• WORK ITEM
Copies of all lines containing the string "songs" are needed from the data below.

_ _ _ _ _

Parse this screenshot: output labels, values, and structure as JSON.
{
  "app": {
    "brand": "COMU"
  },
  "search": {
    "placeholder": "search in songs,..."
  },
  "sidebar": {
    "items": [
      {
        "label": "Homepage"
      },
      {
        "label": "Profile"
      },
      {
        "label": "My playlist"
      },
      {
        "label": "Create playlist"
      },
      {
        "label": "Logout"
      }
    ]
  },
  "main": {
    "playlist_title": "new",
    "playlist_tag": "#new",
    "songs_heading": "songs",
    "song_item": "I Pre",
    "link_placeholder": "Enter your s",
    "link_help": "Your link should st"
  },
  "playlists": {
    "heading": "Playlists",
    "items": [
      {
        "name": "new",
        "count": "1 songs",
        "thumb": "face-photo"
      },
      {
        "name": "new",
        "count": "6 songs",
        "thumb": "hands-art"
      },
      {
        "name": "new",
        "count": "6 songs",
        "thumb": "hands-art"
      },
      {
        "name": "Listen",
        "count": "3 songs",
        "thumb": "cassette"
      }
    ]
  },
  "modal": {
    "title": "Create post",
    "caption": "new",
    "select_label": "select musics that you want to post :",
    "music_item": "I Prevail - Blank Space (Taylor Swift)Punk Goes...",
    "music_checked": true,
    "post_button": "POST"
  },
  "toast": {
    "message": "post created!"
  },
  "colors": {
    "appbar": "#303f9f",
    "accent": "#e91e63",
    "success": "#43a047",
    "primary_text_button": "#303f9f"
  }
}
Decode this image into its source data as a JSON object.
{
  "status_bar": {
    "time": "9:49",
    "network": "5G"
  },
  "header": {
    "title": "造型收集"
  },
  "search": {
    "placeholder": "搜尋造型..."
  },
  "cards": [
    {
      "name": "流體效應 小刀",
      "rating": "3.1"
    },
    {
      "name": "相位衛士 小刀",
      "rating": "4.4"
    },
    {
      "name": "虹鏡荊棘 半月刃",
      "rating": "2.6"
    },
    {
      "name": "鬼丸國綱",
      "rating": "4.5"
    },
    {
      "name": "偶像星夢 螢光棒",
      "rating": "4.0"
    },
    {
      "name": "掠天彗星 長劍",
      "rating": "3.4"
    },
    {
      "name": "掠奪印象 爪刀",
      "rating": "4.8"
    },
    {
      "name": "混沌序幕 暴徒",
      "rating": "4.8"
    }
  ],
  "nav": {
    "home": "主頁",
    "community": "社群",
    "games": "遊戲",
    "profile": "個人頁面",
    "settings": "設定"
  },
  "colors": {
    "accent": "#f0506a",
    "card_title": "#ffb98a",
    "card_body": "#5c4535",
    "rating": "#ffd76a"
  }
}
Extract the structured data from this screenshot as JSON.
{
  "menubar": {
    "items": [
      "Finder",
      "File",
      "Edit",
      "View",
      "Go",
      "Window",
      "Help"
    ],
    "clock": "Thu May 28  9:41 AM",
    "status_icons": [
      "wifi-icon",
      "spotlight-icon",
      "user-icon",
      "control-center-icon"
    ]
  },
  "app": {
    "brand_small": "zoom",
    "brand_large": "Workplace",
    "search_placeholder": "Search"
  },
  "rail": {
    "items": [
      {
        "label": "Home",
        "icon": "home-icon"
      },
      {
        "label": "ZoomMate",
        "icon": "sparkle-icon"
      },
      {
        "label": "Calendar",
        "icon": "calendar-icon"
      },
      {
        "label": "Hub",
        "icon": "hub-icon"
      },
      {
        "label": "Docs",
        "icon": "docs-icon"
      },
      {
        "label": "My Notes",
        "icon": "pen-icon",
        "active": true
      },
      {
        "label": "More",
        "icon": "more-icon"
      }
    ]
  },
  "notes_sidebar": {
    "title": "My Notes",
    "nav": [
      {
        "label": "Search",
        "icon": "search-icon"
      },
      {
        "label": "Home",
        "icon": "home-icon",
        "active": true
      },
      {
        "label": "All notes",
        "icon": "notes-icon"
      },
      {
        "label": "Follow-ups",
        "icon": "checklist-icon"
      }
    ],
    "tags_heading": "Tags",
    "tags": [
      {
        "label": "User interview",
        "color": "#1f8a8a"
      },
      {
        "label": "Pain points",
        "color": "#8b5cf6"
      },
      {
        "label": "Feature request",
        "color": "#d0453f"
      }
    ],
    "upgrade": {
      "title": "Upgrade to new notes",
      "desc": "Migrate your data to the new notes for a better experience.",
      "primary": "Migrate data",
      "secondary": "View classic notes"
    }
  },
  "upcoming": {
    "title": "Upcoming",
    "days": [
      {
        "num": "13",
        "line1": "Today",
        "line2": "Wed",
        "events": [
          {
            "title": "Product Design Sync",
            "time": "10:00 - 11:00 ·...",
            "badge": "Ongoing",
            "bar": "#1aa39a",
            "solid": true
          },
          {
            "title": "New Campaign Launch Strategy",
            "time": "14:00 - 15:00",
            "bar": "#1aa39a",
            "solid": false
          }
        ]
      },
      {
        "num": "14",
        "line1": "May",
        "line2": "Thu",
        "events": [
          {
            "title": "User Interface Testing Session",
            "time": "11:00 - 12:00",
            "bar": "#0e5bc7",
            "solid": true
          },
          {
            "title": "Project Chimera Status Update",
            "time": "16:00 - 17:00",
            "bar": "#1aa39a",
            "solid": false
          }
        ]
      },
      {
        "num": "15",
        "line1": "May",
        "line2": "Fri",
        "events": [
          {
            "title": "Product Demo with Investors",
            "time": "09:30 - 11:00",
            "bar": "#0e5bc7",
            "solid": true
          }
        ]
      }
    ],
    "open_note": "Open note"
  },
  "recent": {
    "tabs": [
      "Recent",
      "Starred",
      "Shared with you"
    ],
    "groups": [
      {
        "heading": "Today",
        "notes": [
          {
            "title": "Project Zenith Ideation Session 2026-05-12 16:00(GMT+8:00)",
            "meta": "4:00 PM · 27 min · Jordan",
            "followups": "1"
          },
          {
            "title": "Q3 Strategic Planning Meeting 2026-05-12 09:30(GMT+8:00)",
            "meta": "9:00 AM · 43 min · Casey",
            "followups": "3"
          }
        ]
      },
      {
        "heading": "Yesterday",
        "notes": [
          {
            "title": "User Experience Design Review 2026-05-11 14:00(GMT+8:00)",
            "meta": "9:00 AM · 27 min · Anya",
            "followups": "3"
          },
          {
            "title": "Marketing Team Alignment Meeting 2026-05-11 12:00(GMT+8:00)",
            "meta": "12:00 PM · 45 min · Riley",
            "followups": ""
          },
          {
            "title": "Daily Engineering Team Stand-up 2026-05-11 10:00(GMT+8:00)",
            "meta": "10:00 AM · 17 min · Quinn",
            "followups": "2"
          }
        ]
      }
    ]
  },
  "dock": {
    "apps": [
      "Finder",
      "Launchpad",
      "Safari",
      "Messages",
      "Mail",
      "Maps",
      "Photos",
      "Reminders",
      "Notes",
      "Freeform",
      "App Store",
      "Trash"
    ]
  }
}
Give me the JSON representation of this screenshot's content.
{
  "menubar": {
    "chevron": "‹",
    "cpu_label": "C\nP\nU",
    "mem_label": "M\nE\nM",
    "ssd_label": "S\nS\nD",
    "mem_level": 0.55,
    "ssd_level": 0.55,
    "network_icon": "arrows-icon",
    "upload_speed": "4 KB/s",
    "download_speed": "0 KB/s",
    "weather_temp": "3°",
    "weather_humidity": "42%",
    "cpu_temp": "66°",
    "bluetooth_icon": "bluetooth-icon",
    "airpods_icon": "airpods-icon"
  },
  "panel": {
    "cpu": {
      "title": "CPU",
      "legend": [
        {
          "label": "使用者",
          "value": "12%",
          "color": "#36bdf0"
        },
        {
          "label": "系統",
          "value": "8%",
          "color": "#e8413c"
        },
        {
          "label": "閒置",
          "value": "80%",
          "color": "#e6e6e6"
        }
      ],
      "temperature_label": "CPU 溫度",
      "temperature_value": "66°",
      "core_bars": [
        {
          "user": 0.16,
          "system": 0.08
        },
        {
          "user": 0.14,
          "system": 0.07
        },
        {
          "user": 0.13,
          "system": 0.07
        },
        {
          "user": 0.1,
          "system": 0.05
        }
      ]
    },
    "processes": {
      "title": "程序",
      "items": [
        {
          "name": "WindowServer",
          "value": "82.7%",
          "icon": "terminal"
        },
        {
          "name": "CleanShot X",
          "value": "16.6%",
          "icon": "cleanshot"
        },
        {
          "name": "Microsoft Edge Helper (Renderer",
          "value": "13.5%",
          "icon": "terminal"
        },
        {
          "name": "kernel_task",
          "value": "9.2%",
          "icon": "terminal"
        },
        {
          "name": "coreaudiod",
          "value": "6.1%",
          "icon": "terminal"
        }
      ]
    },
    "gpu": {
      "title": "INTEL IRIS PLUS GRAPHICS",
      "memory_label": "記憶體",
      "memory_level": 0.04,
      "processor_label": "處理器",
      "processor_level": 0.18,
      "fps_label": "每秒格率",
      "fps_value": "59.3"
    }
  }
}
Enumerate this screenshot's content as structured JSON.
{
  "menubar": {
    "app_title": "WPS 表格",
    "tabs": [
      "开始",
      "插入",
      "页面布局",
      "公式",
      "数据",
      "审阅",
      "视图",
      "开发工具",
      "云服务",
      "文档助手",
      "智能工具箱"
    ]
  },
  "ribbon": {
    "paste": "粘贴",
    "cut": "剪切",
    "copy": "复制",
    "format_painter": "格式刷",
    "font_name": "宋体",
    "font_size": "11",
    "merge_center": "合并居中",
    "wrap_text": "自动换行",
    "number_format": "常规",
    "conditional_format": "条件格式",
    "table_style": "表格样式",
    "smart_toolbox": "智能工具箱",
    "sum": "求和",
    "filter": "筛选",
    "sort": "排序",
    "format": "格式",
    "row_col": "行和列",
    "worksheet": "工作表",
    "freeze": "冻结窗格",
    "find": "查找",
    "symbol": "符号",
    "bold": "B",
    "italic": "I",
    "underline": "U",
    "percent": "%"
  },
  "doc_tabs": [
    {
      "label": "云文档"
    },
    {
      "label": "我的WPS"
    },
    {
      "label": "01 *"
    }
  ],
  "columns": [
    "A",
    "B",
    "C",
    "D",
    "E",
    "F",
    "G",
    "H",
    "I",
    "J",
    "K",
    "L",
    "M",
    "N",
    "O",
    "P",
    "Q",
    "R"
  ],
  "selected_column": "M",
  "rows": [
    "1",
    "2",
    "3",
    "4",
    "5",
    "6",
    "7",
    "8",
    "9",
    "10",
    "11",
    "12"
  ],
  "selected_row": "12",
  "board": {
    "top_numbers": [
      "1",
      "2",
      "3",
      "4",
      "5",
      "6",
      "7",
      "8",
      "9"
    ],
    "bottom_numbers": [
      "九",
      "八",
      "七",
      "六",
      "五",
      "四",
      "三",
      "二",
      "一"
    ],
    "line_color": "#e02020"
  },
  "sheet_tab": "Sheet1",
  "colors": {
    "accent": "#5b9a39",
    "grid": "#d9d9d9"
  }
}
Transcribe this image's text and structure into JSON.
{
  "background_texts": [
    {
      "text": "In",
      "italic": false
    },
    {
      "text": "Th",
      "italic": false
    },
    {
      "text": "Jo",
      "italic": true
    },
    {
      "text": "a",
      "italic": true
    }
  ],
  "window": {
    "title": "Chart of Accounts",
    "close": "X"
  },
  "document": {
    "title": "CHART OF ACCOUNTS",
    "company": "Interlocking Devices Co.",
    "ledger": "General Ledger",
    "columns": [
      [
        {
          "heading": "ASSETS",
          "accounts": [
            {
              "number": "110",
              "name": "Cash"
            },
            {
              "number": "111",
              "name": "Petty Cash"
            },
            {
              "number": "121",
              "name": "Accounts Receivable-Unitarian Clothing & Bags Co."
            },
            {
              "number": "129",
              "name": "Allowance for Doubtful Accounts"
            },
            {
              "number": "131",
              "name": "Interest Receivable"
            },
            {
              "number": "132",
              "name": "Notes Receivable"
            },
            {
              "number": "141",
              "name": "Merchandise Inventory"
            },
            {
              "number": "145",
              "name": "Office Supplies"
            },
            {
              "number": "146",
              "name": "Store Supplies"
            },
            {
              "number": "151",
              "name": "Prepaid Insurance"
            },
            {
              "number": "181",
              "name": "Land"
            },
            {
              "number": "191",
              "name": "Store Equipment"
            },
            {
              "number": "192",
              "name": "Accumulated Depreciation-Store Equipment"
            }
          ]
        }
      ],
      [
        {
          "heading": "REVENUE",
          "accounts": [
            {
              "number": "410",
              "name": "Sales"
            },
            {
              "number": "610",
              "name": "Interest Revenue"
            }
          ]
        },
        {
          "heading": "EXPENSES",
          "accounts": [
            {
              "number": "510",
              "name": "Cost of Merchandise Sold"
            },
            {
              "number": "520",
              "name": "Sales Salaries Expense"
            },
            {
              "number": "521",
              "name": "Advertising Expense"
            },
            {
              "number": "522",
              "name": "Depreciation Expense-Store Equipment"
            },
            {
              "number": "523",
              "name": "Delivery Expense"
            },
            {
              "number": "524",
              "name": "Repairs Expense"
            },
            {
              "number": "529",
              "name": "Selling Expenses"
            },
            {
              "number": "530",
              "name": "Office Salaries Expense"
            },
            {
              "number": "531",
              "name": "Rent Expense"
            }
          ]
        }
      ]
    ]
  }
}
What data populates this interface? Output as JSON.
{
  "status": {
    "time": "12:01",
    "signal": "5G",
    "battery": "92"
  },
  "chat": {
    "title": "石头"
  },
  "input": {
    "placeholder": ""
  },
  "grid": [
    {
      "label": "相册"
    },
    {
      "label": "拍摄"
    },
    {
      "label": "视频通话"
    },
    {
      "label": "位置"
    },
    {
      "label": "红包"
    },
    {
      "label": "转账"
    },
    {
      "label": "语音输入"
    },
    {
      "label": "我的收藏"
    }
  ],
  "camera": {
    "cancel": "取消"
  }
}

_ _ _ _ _

• YOUR RESPONSE
    "placeholder": "search in songs,..."
    "songs_heading": "songs",
        "count": "1 songs",
        "count": "6 songs",
        "count": "6 songs",
        "count": "3 songs",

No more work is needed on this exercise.